# Your instructions
Apart from the pictures, every record here must be copied word for word.

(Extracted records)

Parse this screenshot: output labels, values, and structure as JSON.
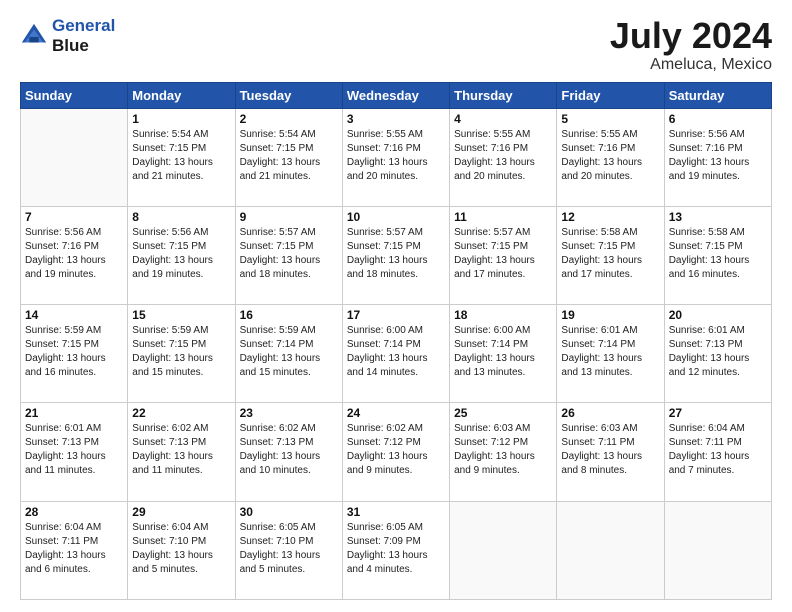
{
  "logo": {
    "line1": "General",
    "line2": "Blue"
  },
  "title": "July 2024",
  "subtitle": "Ameluca, Mexico",
  "days_of_week": [
    "Sunday",
    "Monday",
    "Tuesday",
    "Wednesday",
    "Thursday",
    "Friday",
    "Saturday"
  ],
  "weeks": [
    [
      {
        "day": "",
        "sunrise": "",
        "sunset": "",
        "daylight": ""
      },
      {
        "day": "1",
        "sunrise": "Sunrise: 5:54 AM",
        "sunset": "Sunset: 7:15 PM",
        "daylight": "Daylight: 13 hours and 21 minutes."
      },
      {
        "day": "2",
        "sunrise": "Sunrise: 5:54 AM",
        "sunset": "Sunset: 7:15 PM",
        "daylight": "Daylight: 13 hours and 21 minutes."
      },
      {
        "day": "3",
        "sunrise": "Sunrise: 5:55 AM",
        "sunset": "Sunset: 7:16 PM",
        "daylight": "Daylight: 13 hours and 20 minutes."
      },
      {
        "day": "4",
        "sunrise": "Sunrise: 5:55 AM",
        "sunset": "Sunset: 7:16 PM",
        "daylight": "Daylight: 13 hours and 20 minutes."
      },
      {
        "day": "5",
        "sunrise": "Sunrise: 5:55 AM",
        "sunset": "Sunset: 7:16 PM",
        "daylight": "Daylight: 13 hours and 20 minutes."
      },
      {
        "day": "6",
        "sunrise": "Sunrise: 5:56 AM",
        "sunset": "Sunset: 7:16 PM",
        "daylight": "Daylight: 13 hours and 19 minutes."
      }
    ],
    [
      {
        "day": "7",
        "sunrise": "Sunrise: 5:56 AM",
        "sunset": "Sunset: 7:16 PM",
        "daylight": "Daylight: 13 hours and 19 minutes."
      },
      {
        "day": "8",
        "sunrise": "Sunrise: 5:56 AM",
        "sunset": "Sunset: 7:15 PM",
        "daylight": "Daylight: 13 hours and 19 minutes."
      },
      {
        "day": "9",
        "sunrise": "Sunrise: 5:57 AM",
        "sunset": "Sunset: 7:15 PM",
        "daylight": "Daylight: 13 hours and 18 minutes."
      },
      {
        "day": "10",
        "sunrise": "Sunrise: 5:57 AM",
        "sunset": "Sunset: 7:15 PM",
        "daylight": "Daylight: 13 hours and 18 minutes."
      },
      {
        "day": "11",
        "sunrise": "Sunrise: 5:57 AM",
        "sunset": "Sunset: 7:15 PM",
        "daylight": "Daylight: 13 hours and 17 minutes."
      },
      {
        "day": "12",
        "sunrise": "Sunrise: 5:58 AM",
        "sunset": "Sunset: 7:15 PM",
        "daylight": "Daylight: 13 hours and 17 minutes."
      },
      {
        "day": "13",
        "sunrise": "Sunrise: 5:58 AM",
        "sunset": "Sunset: 7:15 PM",
        "daylight": "Daylight: 13 hours and 16 minutes."
      }
    ],
    [
      {
        "day": "14",
        "sunrise": "Sunrise: 5:59 AM",
        "sunset": "Sunset: 7:15 PM",
        "daylight": "Daylight: 13 hours and 16 minutes."
      },
      {
        "day": "15",
        "sunrise": "Sunrise: 5:59 AM",
        "sunset": "Sunset: 7:15 PM",
        "daylight": "Daylight: 13 hours and 15 minutes."
      },
      {
        "day": "16",
        "sunrise": "Sunrise: 5:59 AM",
        "sunset": "Sunset: 7:14 PM",
        "daylight": "Daylight: 13 hours and 15 minutes."
      },
      {
        "day": "17",
        "sunrise": "Sunrise: 6:00 AM",
        "sunset": "Sunset: 7:14 PM",
        "daylight": "Daylight: 13 hours and 14 minutes."
      },
      {
        "day": "18",
        "sunrise": "Sunrise: 6:00 AM",
        "sunset": "Sunset: 7:14 PM",
        "daylight": "Daylight: 13 hours and 13 minutes."
      },
      {
        "day": "19",
        "sunrise": "Sunrise: 6:01 AM",
        "sunset": "Sunset: 7:14 PM",
        "daylight": "Daylight: 13 hours and 13 minutes."
      },
      {
        "day": "20",
        "sunrise": "Sunrise: 6:01 AM",
        "sunset": "Sunset: 7:13 PM",
        "daylight": "Daylight: 13 hours and 12 minutes."
      }
    ],
    [
      {
        "day": "21",
        "sunrise": "Sunrise: 6:01 AM",
        "sunset": "Sunset: 7:13 PM",
        "daylight": "Daylight: 13 hours and 11 minutes."
      },
      {
        "day": "22",
        "sunrise": "Sunrise: 6:02 AM",
        "sunset": "Sunset: 7:13 PM",
        "daylight": "Daylight: 13 hours and 11 minutes."
      },
      {
        "day": "23",
        "sunrise": "Sunrise: 6:02 AM",
        "sunset": "Sunset: 7:13 PM",
        "daylight": "Daylight: 13 hours and 10 minutes."
      },
      {
        "day": "24",
        "sunrise": "Sunrise: 6:02 AM",
        "sunset": "Sunset: 7:12 PM",
        "daylight": "Daylight: 13 hours and 9 minutes."
      },
      {
        "day": "25",
        "sunrise": "Sunrise: 6:03 AM",
        "sunset": "Sunset: 7:12 PM",
        "daylight": "Daylight: 13 hours and 9 minutes."
      },
      {
        "day": "26",
        "sunrise": "Sunrise: 6:03 AM",
        "sunset": "Sunset: 7:11 PM",
        "daylight": "Daylight: 13 hours and 8 minutes."
      },
      {
        "day": "27",
        "sunrise": "Sunrise: 6:04 AM",
        "sunset": "Sunset: 7:11 PM",
        "daylight": "Daylight: 13 hours and 7 minutes."
      }
    ],
    [
      {
        "day": "28",
        "sunrise": "Sunrise: 6:04 AM",
        "sunset": "Sunset: 7:11 PM",
        "daylight": "Daylight: 13 hours and 6 minutes."
      },
      {
        "day": "29",
        "sunrise": "Sunrise: 6:04 AM",
        "sunset": "Sunset: 7:10 PM",
        "daylight": "Daylight: 13 hours and 5 minutes."
      },
      {
        "day": "30",
        "sunrise": "Sunrise: 6:05 AM",
        "sunset": "Sunset: 7:10 PM",
        "daylight": "Daylight: 13 hours and 5 minutes."
      },
      {
        "day": "31",
        "sunrise": "Sunrise: 6:05 AM",
        "sunset": "Sunset: 7:09 PM",
        "daylight": "Daylight: 13 hours and 4 minutes."
      },
      {
        "day": "",
        "sunrise": "",
        "sunset": "",
        "daylight": ""
      },
      {
        "day": "",
        "sunrise": "",
        "sunset": "",
        "daylight": ""
      },
      {
        "day": "",
        "sunrise": "",
        "sunset": "",
        "daylight": ""
      }
    ]
  ]
}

# Reply
Parse this screenshot: output labels, values, and structure as JSON.
{
  "logo": {
    "line1": "General",
    "line2": "Blue"
  },
  "title": "July 2024",
  "subtitle": "Ameluca, Mexico",
  "days_of_week": [
    "Sunday",
    "Monday",
    "Tuesday",
    "Wednesday",
    "Thursday",
    "Friday",
    "Saturday"
  ],
  "weeks": [
    [
      {
        "day": "",
        "sunrise": "",
        "sunset": "",
        "daylight": ""
      },
      {
        "day": "1",
        "sunrise": "Sunrise: 5:54 AM",
        "sunset": "Sunset: 7:15 PM",
        "daylight": "Daylight: 13 hours and 21 minutes."
      },
      {
        "day": "2",
        "sunrise": "Sunrise: 5:54 AM",
        "sunset": "Sunset: 7:15 PM",
        "daylight": "Daylight: 13 hours and 21 minutes."
      },
      {
        "day": "3",
        "sunrise": "Sunrise: 5:55 AM",
        "sunset": "Sunset: 7:16 PM",
        "daylight": "Daylight: 13 hours and 20 minutes."
      },
      {
        "day": "4",
        "sunrise": "Sunrise: 5:55 AM",
        "sunset": "Sunset: 7:16 PM",
        "daylight": "Daylight: 13 hours and 20 minutes."
      },
      {
        "day": "5",
        "sunrise": "Sunrise: 5:55 AM",
        "sunset": "Sunset: 7:16 PM",
        "daylight": "Daylight: 13 hours and 20 minutes."
      },
      {
        "day": "6",
        "sunrise": "Sunrise: 5:56 AM",
        "sunset": "Sunset: 7:16 PM",
        "daylight": "Daylight: 13 hours and 19 minutes."
      }
    ],
    [
      {
        "day": "7",
        "sunrise": "Sunrise: 5:56 AM",
        "sunset": "Sunset: 7:16 PM",
        "daylight": "Daylight: 13 hours and 19 minutes."
      },
      {
        "day": "8",
        "sunrise": "Sunrise: 5:56 AM",
        "sunset": "Sunset: 7:15 PM",
        "daylight": "Daylight: 13 hours and 19 minutes."
      },
      {
        "day": "9",
        "sunrise": "Sunrise: 5:57 AM",
        "sunset": "Sunset: 7:15 PM",
        "daylight": "Daylight: 13 hours and 18 minutes."
      },
      {
        "day": "10",
        "sunrise": "Sunrise: 5:57 AM",
        "sunset": "Sunset: 7:15 PM",
        "daylight": "Daylight: 13 hours and 18 minutes."
      },
      {
        "day": "11",
        "sunrise": "Sunrise: 5:57 AM",
        "sunset": "Sunset: 7:15 PM",
        "daylight": "Daylight: 13 hours and 17 minutes."
      },
      {
        "day": "12",
        "sunrise": "Sunrise: 5:58 AM",
        "sunset": "Sunset: 7:15 PM",
        "daylight": "Daylight: 13 hours and 17 minutes."
      },
      {
        "day": "13",
        "sunrise": "Sunrise: 5:58 AM",
        "sunset": "Sunset: 7:15 PM",
        "daylight": "Daylight: 13 hours and 16 minutes."
      }
    ],
    [
      {
        "day": "14",
        "sunrise": "Sunrise: 5:59 AM",
        "sunset": "Sunset: 7:15 PM",
        "daylight": "Daylight: 13 hours and 16 minutes."
      },
      {
        "day": "15",
        "sunrise": "Sunrise: 5:59 AM",
        "sunset": "Sunset: 7:15 PM",
        "daylight": "Daylight: 13 hours and 15 minutes."
      },
      {
        "day": "16",
        "sunrise": "Sunrise: 5:59 AM",
        "sunset": "Sunset: 7:14 PM",
        "daylight": "Daylight: 13 hours and 15 minutes."
      },
      {
        "day": "17",
        "sunrise": "Sunrise: 6:00 AM",
        "sunset": "Sunset: 7:14 PM",
        "daylight": "Daylight: 13 hours and 14 minutes."
      },
      {
        "day": "18",
        "sunrise": "Sunrise: 6:00 AM",
        "sunset": "Sunset: 7:14 PM",
        "daylight": "Daylight: 13 hours and 13 minutes."
      },
      {
        "day": "19",
        "sunrise": "Sunrise: 6:01 AM",
        "sunset": "Sunset: 7:14 PM",
        "daylight": "Daylight: 13 hours and 13 minutes."
      },
      {
        "day": "20",
        "sunrise": "Sunrise: 6:01 AM",
        "sunset": "Sunset: 7:13 PM",
        "daylight": "Daylight: 13 hours and 12 minutes."
      }
    ],
    [
      {
        "day": "21",
        "sunrise": "Sunrise: 6:01 AM",
        "sunset": "Sunset: 7:13 PM",
        "daylight": "Daylight: 13 hours and 11 minutes."
      },
      {
        "day": "22",
        "sunrise": "Sunrise: 6:02 AM",
        "sunset": "Sunset: 7:13 PM",
        "daylight": "Daylight: 13 hours and 11 minutes."
      },
      {
        "day": "23",
        "sunrise": "Sunrise: 6:02 AM",
        "sunset": "Sunset: 7:13 PM",
        "daylight": "Daylight: 13 hours and 10 minutes."
      },
      {
        "day": "24",
        "sunrise": "Sunrise: 6:02 AM",
        "sunset": "Sunset: 7:12 PM",
        "daylight": "Daylight: 13 hours and 9 minutes."
      },
      {
        "day": "25",
        "sunrise": "Sunrise: 6:03 AM",
        "sunset": "Sunset: 7:12 PM",
        "daylight": "Daylight: 13 hours and 9 minutes."
      },
      {
        "day": "26",
        "sunrise": "Sunrise: 6:03 AM",
        "sunset": "Sunset: 7:11 PM",
        "daylight": "Daylight: 13 hours and 8 minutes."
      },
      {
        "day": "27",
        "sunrise": "Sunrise: 6:04 AM",
        "sunset": "Sunset: 7:11 PM",
        "daylight": "Daylight: 13 hours and 7 minutes."
      }
    ],
    [
      {
        "day": "28",
        "sunrise": "Sunrise: 6:04 AM",
        "sunset": "Sunset: 7:11 PM",
        "daylight": "Daylight: 13 hours and 6 minutes."
      },
      {
        "day": "29",
        "sunrise": "Sunrise: 6:04 AM",
        "sunset": "Sunset: 7:10 PM",
        "daylight": "Daylight: 13 hours and 5 minutes."
      },
      {
        "day": "30",
        "sunrise": "Sunrise: 6:05 AM",
        "sunset": "Sunset: 7:10 PM",
        "daylight": "Daylight: 13 hours and 5 minutes."
      },
      {
        "day": "31",
        "sunrise": "Sunrise: 6:05 AM",
        "sunset": "Sunset: 7:09 PM",
        "daylight": "Daylight: 13 hours and 4 minutes."
      },
      {
        "day": "",
        "sunrise": "",
        "sunset": "",
        "daylight": ""
      },
      {
        "day": "",
        "sunrise": "",
        "sunset": "",
        "daylight": ""
      },
      {
        "day": "",
        "sunrise": "",
        "sunset": "",
        "daylight": ""
      }
    ]
  ]
}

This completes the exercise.